Records for the exercise below:

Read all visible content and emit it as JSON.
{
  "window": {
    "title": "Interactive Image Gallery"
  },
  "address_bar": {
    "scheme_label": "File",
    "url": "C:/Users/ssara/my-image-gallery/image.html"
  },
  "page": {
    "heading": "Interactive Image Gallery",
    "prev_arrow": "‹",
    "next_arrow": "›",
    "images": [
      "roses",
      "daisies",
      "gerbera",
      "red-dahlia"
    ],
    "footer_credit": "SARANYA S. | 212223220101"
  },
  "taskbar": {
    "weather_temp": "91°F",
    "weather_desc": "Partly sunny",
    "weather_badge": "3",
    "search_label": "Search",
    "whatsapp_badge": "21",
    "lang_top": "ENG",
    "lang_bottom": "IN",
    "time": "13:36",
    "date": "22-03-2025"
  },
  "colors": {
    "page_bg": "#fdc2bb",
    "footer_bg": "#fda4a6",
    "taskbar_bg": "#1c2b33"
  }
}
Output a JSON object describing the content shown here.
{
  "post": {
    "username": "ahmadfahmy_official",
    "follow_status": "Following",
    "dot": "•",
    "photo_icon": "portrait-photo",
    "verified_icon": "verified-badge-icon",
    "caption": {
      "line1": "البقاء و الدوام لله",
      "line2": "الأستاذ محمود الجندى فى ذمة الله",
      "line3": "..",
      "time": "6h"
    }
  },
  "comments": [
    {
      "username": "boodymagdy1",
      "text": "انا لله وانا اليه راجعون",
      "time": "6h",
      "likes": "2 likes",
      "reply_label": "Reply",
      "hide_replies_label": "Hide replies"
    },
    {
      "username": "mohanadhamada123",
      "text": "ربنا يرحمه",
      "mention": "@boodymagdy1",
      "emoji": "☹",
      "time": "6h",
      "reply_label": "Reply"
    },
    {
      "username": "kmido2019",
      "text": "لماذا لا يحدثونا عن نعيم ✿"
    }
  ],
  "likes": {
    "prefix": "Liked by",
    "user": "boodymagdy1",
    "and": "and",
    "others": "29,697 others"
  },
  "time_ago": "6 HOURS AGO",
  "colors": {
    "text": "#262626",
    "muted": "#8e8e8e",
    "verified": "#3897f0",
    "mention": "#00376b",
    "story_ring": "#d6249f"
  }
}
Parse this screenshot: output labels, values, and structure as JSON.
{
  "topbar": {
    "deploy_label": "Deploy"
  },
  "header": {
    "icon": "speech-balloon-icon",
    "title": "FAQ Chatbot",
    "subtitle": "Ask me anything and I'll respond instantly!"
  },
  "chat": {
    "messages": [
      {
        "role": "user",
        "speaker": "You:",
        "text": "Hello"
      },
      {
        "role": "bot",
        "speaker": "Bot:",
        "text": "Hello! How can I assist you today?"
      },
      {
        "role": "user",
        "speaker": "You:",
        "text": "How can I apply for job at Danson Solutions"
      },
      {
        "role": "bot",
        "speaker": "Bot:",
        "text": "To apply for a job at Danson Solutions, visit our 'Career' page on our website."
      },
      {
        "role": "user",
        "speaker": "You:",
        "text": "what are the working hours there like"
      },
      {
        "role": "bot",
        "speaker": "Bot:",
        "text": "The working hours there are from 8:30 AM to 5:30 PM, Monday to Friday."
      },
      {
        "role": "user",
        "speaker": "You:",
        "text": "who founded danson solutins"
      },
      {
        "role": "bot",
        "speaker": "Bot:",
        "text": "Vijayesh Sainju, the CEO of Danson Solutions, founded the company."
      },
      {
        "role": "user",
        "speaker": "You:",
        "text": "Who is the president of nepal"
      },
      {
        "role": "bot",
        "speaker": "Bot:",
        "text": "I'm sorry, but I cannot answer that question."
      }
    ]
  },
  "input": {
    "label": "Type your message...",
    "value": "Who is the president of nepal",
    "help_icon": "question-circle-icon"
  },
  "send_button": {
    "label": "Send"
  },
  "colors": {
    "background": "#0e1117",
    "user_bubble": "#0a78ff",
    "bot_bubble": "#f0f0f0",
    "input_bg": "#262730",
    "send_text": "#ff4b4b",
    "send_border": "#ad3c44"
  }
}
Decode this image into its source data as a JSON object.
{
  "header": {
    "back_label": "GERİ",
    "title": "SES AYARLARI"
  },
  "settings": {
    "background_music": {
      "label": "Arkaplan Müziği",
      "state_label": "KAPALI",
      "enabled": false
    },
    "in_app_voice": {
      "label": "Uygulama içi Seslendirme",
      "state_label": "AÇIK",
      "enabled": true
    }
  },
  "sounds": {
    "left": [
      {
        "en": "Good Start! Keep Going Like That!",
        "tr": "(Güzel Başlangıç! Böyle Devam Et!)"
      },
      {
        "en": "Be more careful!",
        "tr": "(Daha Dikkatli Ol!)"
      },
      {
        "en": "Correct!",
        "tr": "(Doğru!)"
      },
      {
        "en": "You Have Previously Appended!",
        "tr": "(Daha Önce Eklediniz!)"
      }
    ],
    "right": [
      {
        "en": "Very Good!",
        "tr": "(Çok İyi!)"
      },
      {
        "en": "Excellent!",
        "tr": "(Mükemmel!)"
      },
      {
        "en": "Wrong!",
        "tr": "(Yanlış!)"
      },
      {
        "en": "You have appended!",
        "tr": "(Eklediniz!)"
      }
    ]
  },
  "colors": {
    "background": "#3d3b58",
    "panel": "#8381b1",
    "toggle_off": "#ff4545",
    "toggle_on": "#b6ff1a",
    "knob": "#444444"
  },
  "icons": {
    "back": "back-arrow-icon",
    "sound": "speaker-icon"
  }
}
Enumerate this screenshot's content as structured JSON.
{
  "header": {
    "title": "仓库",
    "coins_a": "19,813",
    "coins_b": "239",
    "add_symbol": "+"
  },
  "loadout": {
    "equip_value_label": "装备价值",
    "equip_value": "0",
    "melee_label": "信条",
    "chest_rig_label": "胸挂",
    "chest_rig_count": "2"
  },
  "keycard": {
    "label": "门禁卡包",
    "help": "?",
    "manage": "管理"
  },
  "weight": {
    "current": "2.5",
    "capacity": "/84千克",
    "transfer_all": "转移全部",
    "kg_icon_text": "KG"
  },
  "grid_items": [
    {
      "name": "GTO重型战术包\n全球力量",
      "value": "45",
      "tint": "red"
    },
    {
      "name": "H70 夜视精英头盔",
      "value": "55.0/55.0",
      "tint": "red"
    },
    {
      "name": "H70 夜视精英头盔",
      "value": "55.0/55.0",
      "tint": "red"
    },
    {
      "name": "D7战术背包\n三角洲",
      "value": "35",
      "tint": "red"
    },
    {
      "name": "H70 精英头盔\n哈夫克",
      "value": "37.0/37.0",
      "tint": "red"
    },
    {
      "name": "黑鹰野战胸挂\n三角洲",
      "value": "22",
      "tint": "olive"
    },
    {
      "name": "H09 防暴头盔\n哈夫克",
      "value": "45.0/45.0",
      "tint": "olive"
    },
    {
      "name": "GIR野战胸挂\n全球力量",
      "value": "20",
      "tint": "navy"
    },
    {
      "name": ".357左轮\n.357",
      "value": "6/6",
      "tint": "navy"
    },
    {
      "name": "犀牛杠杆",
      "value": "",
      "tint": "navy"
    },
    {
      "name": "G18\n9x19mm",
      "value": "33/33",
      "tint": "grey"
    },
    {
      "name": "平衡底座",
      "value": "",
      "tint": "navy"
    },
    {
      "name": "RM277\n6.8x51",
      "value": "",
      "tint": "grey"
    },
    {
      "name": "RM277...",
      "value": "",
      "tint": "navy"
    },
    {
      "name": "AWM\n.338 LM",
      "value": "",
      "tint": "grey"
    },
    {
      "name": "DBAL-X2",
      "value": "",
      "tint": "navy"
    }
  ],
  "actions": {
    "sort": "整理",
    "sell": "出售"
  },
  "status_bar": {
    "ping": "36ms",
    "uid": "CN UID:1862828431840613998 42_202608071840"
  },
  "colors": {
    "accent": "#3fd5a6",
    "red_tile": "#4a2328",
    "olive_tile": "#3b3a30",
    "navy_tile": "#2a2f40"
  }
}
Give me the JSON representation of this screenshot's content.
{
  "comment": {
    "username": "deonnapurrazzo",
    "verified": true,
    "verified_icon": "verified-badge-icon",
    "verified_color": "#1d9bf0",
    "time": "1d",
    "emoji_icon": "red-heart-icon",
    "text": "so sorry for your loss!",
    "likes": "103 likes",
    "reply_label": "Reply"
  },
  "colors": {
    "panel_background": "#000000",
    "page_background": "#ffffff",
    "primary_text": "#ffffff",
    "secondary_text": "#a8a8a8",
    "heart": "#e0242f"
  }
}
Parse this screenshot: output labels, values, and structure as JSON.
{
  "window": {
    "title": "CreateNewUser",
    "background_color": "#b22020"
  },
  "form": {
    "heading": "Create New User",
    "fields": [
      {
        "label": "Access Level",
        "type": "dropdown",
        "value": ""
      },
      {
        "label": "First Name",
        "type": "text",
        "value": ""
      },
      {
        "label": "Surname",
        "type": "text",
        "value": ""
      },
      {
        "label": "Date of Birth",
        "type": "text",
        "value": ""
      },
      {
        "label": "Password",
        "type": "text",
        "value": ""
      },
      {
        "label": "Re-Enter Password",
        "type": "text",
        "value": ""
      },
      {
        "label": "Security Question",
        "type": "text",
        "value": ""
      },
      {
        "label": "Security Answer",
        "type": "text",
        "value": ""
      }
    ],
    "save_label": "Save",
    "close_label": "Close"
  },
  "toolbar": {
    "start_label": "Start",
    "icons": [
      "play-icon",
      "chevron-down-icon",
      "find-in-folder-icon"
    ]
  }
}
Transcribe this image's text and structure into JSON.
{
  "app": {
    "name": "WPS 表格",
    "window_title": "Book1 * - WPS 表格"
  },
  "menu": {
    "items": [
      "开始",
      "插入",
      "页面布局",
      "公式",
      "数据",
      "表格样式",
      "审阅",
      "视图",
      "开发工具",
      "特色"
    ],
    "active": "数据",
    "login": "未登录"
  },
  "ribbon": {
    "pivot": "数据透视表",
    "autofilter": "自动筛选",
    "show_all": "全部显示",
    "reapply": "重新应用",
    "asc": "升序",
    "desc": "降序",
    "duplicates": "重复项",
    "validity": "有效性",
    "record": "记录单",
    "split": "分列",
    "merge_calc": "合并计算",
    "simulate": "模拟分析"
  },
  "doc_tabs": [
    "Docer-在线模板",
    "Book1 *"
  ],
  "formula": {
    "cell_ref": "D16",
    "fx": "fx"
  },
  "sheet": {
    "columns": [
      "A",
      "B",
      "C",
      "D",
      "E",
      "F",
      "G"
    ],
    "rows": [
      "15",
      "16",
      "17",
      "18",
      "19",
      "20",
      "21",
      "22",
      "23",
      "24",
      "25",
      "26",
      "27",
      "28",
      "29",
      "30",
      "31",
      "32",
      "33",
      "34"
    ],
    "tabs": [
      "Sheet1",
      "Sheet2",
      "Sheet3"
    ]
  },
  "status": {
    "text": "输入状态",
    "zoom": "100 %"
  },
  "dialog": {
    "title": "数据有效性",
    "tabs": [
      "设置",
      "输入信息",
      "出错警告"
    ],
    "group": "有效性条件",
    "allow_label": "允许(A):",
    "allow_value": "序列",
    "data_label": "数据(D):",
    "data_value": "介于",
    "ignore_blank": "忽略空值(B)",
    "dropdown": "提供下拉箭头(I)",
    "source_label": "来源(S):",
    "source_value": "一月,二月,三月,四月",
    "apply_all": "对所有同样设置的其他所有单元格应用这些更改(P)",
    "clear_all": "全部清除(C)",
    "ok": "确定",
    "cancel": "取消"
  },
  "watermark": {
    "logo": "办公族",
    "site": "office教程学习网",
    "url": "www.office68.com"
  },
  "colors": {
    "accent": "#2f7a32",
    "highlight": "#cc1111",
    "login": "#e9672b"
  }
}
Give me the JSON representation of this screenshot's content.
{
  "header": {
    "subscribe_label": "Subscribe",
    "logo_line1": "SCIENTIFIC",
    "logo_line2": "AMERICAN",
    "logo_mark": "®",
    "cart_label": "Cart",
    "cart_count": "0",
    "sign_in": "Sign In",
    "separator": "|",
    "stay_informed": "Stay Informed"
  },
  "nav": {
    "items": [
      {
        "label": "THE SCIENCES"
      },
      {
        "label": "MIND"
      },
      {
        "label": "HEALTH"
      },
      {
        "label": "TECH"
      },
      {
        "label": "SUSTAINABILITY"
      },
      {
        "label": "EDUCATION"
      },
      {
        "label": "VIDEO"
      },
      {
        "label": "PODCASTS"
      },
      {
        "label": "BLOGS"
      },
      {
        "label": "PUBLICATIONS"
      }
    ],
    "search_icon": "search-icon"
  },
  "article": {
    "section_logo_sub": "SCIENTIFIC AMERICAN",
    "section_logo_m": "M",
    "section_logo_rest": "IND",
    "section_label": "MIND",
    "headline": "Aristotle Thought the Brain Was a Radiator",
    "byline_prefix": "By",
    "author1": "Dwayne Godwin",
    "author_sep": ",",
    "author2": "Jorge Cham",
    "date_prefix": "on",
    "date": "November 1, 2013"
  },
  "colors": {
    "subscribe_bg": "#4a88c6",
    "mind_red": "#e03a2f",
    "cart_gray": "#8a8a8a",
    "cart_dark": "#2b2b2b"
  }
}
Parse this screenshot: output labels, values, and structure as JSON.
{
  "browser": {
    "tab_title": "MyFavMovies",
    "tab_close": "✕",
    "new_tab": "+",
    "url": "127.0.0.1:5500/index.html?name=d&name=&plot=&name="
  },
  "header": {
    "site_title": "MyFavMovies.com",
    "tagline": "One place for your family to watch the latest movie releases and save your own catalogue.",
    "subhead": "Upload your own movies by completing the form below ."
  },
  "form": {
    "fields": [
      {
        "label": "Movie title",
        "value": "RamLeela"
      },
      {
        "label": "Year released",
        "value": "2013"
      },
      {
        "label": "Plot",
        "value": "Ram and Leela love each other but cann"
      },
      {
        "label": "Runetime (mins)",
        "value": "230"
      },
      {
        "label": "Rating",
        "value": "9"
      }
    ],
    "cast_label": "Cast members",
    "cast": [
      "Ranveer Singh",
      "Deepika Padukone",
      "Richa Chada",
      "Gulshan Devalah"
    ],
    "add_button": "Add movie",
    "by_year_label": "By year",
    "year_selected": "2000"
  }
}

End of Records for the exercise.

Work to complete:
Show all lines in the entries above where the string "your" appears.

Result:
    "label": "Type your message...",
    "text": "so sorry for your loss!",
    "tagline": "One place for your family to watch the latest movie releases and save your own catalogue.",
    "subhead": "Upload your own movies by completing the form below ."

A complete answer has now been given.